§ **The task**
Among the records below, find the lines with the word "street" and copy them.

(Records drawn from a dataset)
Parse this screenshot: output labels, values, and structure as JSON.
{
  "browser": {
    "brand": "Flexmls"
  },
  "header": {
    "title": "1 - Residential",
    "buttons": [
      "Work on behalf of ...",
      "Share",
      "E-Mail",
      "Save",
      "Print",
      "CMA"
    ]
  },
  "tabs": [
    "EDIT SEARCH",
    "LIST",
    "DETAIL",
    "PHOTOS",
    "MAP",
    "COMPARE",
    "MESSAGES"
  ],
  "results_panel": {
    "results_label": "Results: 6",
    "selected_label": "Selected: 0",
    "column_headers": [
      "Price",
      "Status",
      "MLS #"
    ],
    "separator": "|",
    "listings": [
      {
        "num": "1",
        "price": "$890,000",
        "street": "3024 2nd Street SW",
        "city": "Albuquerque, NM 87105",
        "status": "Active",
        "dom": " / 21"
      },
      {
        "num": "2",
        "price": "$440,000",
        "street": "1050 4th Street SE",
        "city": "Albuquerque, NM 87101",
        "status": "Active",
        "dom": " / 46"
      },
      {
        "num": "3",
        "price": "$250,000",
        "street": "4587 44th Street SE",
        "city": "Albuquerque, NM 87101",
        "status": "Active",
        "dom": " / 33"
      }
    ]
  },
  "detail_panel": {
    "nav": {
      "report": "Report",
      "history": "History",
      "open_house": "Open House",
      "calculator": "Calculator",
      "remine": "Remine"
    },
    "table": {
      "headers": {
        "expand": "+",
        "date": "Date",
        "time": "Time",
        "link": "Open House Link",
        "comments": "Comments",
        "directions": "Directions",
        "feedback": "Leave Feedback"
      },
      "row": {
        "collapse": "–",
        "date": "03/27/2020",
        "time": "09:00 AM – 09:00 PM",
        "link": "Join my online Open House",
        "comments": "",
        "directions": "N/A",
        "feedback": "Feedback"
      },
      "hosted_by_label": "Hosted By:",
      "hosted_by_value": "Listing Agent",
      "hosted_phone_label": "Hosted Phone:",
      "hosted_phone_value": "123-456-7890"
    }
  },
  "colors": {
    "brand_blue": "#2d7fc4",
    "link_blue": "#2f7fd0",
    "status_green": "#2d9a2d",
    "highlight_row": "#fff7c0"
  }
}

§ **Task result**
        "street": "3024 2nd Street SW",
        "street": "1050 4th Street SE",
        "street": "4587 44th Street SE",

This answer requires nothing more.